Sunday, March 8, 2009

Austin MetroRail: An alternative green transportation

Beginning this March 30, 2009, Austinist can enjoy a new way of transportation: MetroRail. The train will run from Leander all the way to downtown Austin with a few stops including several Austin Park and ride locations. The train will travel a total length of 32 miles and will schedule to service around 30 minutes interval during morning and afternoon rush hour. Ticket can be purchased from the vending machine located at transit stores and rail stations. The two hour one way fare will range from $1-$1.50 depending on which zone your trip crosses. The zone boundary is between Howard and Kramer stations. Passenger in MetroRail will also be pampered with a Wi-Fi internet connection, tray tables, and bicycle racks. Rapid bus will transfer passenger from nearby train stations to final destination with no additional cost as long as it is between 2 hours. According to the Capital Metro spokesman, Misty Whited, "Austin's MetroRail is one of the most financially efficient systems in the country because it's already paid and it runs on existing track. Other cities that build from scratch pay much more, which is generally done with bonds or taxes."

According to the Texas Transportation Institute (TTI) at Texas A&M University, in 2006, Austin is one of the top 10 of most congested medium cities (500,000 to 1 million populations) in the U.S. The travel time index in Austin is 1.31 (Austin Business Journal) which means that it takes 31% time longer travel time to the destination during peak hours. Interstate 35, U.S. 183 and Loop 1 are where the congestion are rated the most. The negative impact from traffic congestion on environmental issues is more carbon footprint. The data from Blueprint for American Prosperity shows that in 2005, the average Austin resident produced 1.518 tons of carbon from highway transportation which includes 1.119 tons from autos and 0.398 tons from trucks. This number puts Austin in rank 54th in top 100 metro areas in U.S. Austin MetroRail will have a capacity of 200 passengers. Although this number is relative small and considered during its first year trial it runs only twice an hour, the future expansion of MetroRail will definitely helps reduce the traffic congestion in Austin.




Kathryn Alexander said...

I hope that the new MetroRail will encourage more people to use public transportation and reduce traffic congestion (and resulting emissions). As a native Austinite, I’ve heard the local debate over light rail for nearly the last 10 years. When light rail was narrowly defeated in Austin’s November 2000 election, Capital Metro and the city of Austin had to slim down their proposal from a monorail system (elevated trains) to the commuter train (street level) system that is being launched at the end of this month. Perhaps maglev trains are next. An electromagnetic train that uses magnetic propulsion to travel up to 350 mph, the maglev is a promising solution for inter-city transit like the Austin-San Antonio corridor.

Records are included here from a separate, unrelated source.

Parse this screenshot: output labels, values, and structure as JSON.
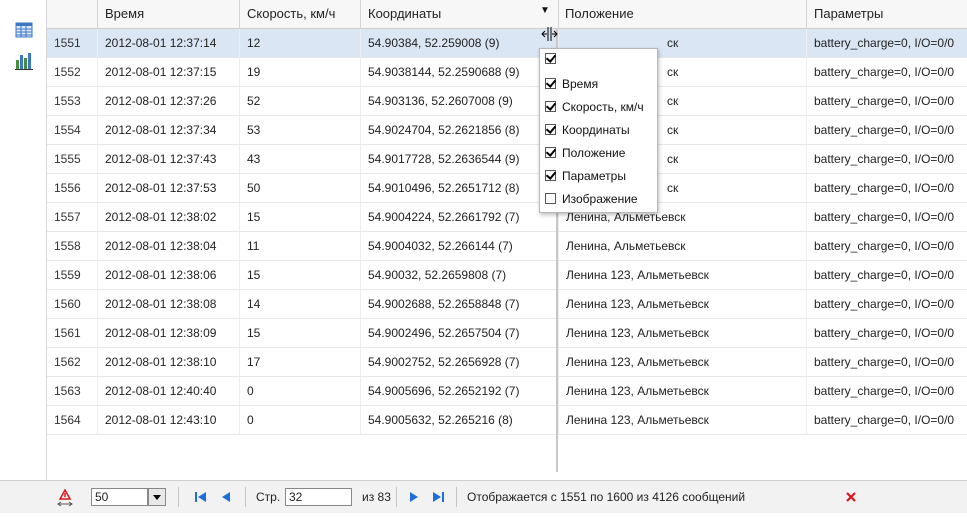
{
  "colors": {
    "selected_row": "#dbe6f5",
    "nav_blue": "#1e6fd9",
    "close_red": "#d9161d"
  },
  "sidebar": {
    "icons": [
      "table-icon",
      "bar-chart-icon"
    ]
  },
  "columns": [
    "",
    "Время",
    "Скорость, км/ч",
    "Координаты",
    "Положение",
    "Параметры"
  ],
  "rows": [
    {
      "n": "1551",
      "time": "2012-08-01 12:37:14",
      "speed": "12",
      "coords": "54.90384, 52.259008 (9)",
      "pos": "",
      "params": "battery_charge=0, I/O=0/0",
      "selected": true
    },
    {
      "n": "1552",
      "time": "2012-08-01 12:37:15",
      "speed": "19",
      "coords": "54.9038144, 52.2590688 (9)",
      "pos": "",
      "params": "battery_charge=0, I/O=0/0"
    },
    {
      "n": "1553",
      "time": "2012-08-01 12:37:26",
      "speed": "52",
      "coords": "54.903136, 52.2607008 (9)",
      "pos": "",
      "params": "battery_charge=0, I/O=0/0"
    },
    {
      "n": "1554",
      "time": "2012-08-01 12:37:34",
      "speed": "53",
      "coords": "54.9024704, 52.2621856 (8)",
      "pos": "",
      "params": "battery_charge=0, I/O=0/0"
    },
    {
      "n": "1555",
      "time": "2012-08-01 12:37:43",
      "speed": "43",
      "coords": "54.9017728, 52.2636544 (9)",
      "pos": "",
      "params": "battery_charge=0, I/O=0/0"
    },
    {
      "n": "1556",
      "time": "2012-08-01 12:37:53",
      "speed": "50",
      "coords": "54.9010496, 52.2651712 (8)",
      "pos": "",
      "params": "battery_charge=0, I/O=0/0"
    },
    {
      "n": "1557",
      "time": "2012-08-01 12:38:02",
      "speed": "15",
      "coords": "54.9004224, 52.2661792 (7)",
      "pos": "Ленина, Альметьевск",
      "params": "battery_charge=0, I/O=0/0"
    },
    {
      "n": "1558",
      "time": "2012-08-01 12:38:04",
      "speed": "11",
      "coords": "54.9004032, 52.266144 (7)",
      "pos": "Ленина, Альметьевск",
      "params": "battery_charge=0, I/O=0/0"
    },
    {
      "n": "1559",
      "time": "2012-08-01 12:38:06",
      "speed": "15",
      "coords": "54.90032, 52.2659808 (7)",
      "pos": "Ленина 123, Альметьевск",
      "params": "battery_charge=0, I/O=0/0"
    },
    {
      "n": "1560",
      "time": "2012-08-01 12:38:08",
      "speed": "14",
      "coords": "54.9002688, 52.2658848 (7)",
      "pos": "Ленина 123, Альметьевск",
      "params": "battery_charge=0, I/O=0/0"
    },
    {
      "n": "1561",
      "time": "2012-08-01 12:38:09",
      "speed": "15",
      "coords": "54.9002496, 52.2657504 (7)",
      "pos": "Ленина 123, Альметьевск",
      "params": "battery_charge=0, I/O=0/0"
    },
    {
      "n": "1562",
      "time": "2012-08-01 12:38:10",
      "speed": "17",
      "coords": "54.9002752, 52.2656928 (7)",
      "pos": "Ленина 123, Альметьевск",
      "params": "battery_charge=0, I/O=0/0"
    },
    {
      "n": "1563",
      "time": "2012-08-01 12:40:40",
      "speed": "0",
      "coords": "54.9005696, 52.2652192 (7)",
      "pos": "Ленина 123, Альметьевск",
      "params": "battery_charge=0, I/O=0/0"
    },
    {
      "n": "1564",
      "time": "2012-08-01 12:43:10",
      "speed": "0",
      "coords": "54.9005632, 52.265216 (8)",
      "pos": "Ленина 123, Альметьевск",
      "params": "battery_charge=0, I/O=0/0"
    }
  ],
  "partial_pos": "ск",
  "column_menu": {
    "items": [
      {
        "label": "",
        "checked": true
      },
      {
        "label": "Время",
        "checked": true
      },
      {
        "label": "Скорость, км/ч",
        "checked": true
      },
      {
        "label": "Координаты",
        "checked": true
      },
      {
        "label": "Положение",
        "checked": true
      },
      {
        "label": "Параметры",
        "checked": true
      },
      {
        "label": "Изображение",
        "checked": false
      }
    ]
  },
  "toolbar": {
    "page_size": "50",
    "page_label": "Стр.",
    "page_value": "32",
    "page_total": "из 83",
    "status": "Отображается с 1551 по 1600 из 4126 сообщений"
  }
}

Amos said...

I would say that Maglev would fit higher capacity routes such as commuting or airport to city center.